“One of the things we have to focus on during this time is keeping our partners afloat,” Kadakia says. “So we’ve done a few things. We did a partner donation fund where customers can donate to their studios…. We flipped our entire product for on-demand video and livestream video.” ClassPass also waived all commission, sending digital revenue directly back to studios from March through August.
ClassPass now offers 50,000 on-demand and livestream digital classes a week for its customers to exercise at home while still supporting studio owners.
“We know it’s not the same experience as going in person, and we can’t wait for people to do that again, but that’s what we had to do,” Kadakia says. “We still have the same mission—getting people to move, to be passionate about working out. That doesn’t change.
“What I keep telling my team, what I keep reminding other people is this is a great moment to go back to your True North.”
Like many businesses that have not been able to survive through the harsh realities of the pandemic, some ClassPass partners have gone under. Can ClassPass itself survive, keeping as many partners as possible in business at the same time?
That part remains to be seen—just as no one could’ve predicted COVID-19, no one can predict the future business realities it will create.
But it’s worth noting that, like all great stories, this one comes full circle. Through ClassPass’s most recent pivot to bring the fitness studio experience in-home, through streaming video, Kadakia and her team have created that safe and sacred place where its customers can not only express themselves, but simply be themselves through all forms of physical movement. Some people have home gyms where they’re completing these workouts, while others are conducting them in their living rooms or other open spaces. And many of the people streaming those fitness classes across the globe, go figure, are working out in their basements.
Is all this change and uncertainty uncomfortable? Most definitely. But once again, Kadakia draws her strength from a lifetime of experience.
“I always think back to the day I mustered up the courage to quit my job, a very hard thing for anyone to do,” she says. “That day created a shift in the way I think about and approach fear or blocks in my life forever. I remember thinking to myself, I walked to work today with so much fear and I walked out with the door wide open.
“Now whenever I’m faced with fear or challenges, I think back to that day and remember that, as hard as the door is to open, there is always more on the other side.”
READY FOR CHANGE?
Payal Kadakia left a great job to build ClassPass. but it wasn’t an easy decision, and it definitely wasn’t spontaneous.
Consider her experience and words if you’re mulling the same kind of entrepreneurial decision for yourself.
“What comes to mind is having a mission. What made me so excited about [starting ClassPass] was helping people have what I had with dance in my life, but in their lives.”
Be financially stable:
“I had three years of savings that I knew I could use to get through building

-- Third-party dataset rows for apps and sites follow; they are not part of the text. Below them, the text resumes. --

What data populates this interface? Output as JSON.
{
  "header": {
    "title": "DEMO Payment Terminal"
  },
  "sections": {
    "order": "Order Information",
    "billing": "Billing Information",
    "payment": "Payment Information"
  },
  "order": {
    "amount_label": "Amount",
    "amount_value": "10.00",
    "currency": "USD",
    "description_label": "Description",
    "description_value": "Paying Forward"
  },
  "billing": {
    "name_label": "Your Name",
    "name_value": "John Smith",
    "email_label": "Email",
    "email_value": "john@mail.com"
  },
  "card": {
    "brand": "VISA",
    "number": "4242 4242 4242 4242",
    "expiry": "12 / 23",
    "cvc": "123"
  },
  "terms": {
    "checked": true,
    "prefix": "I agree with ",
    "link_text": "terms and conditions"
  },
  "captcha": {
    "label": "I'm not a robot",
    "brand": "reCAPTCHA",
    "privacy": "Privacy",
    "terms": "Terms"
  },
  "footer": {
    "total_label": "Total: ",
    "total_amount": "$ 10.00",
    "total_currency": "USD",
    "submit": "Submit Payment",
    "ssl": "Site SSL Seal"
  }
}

Set a personal budget:
Others invested in the company, but Kadakia’s savings had to support her.
“My dad and I sat down and came up with a budget. I could live off what I had saved.”
Summon all your attention:

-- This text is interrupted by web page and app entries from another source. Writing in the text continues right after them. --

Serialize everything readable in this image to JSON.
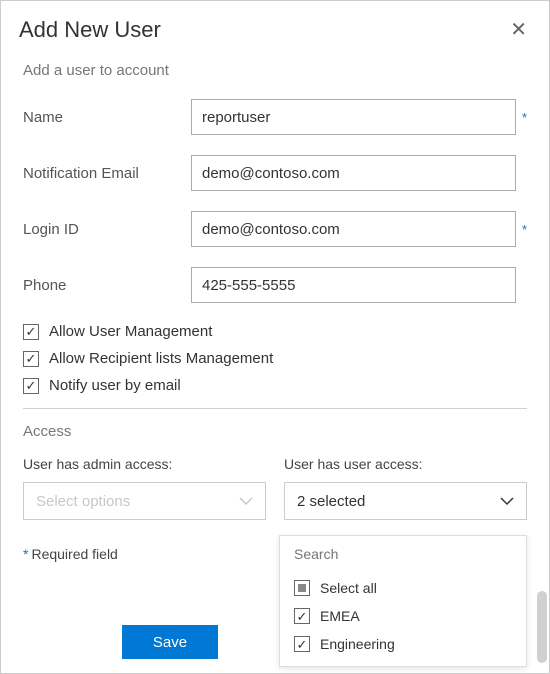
{
  "header": {
    "title": "Add New User"
  },
  "subtitle": "Add a user to account",
  "fields": {
    "name": {
      "label": "Name",
      "value": "reportuser",
      "required": true
    },
    "email": {
      "label": "Notification Email",
      "value": "demo@contoso.com",
      "required": false
    },
    "login": {
      "label": "Login ID",
      "value": "demo@contoso.com",
      "required": true
    },
    "phone": {
      "label": "Phone",
      "value": "425-555-5555",
      "required": false
    }
  },
  "checkboxes": {
    "allow_user_mgmt": {
      "label": "Allow User Management",
      "checked": true
    },
    "allow_recipient_mgmt": {
      "label": "Allow Recipient lists Management",
      "checked": true
    },
    "notify_email": {
      "label": "Notify user by email",
      "checked": true
    }
  },
  "access": {
    "section_title": "Access",
    "admin": {
      "label": "User has admin access:",
      "placeholder": "Select options"
    },
    "user": {
      "label": "User has user access:",
      "selected_text": "2 selected",
      "search_placeholder": "Search",
      "options": {
        "select_all": {
          "label": "Select all",
          "state": "partial"
        },
        "emea": {
          "label": "EMEA",
          "checked": true
        },
        "engineering": {
          "label": "Engineering",
          "checked": true
        }
      }
    }
  },
  "required_note": "Required field",
  "buttons": {
    "save": "Save"
  }
}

“It’s a baby. It needs your full attention and 100 percent of your time.”
Understand your ceiling:
“Is this a big enough idea for me to quit my job over?”
This article originally appeared in the November/December 2020 issue of SUCCESS magazine.
Photos by © Christopher Patey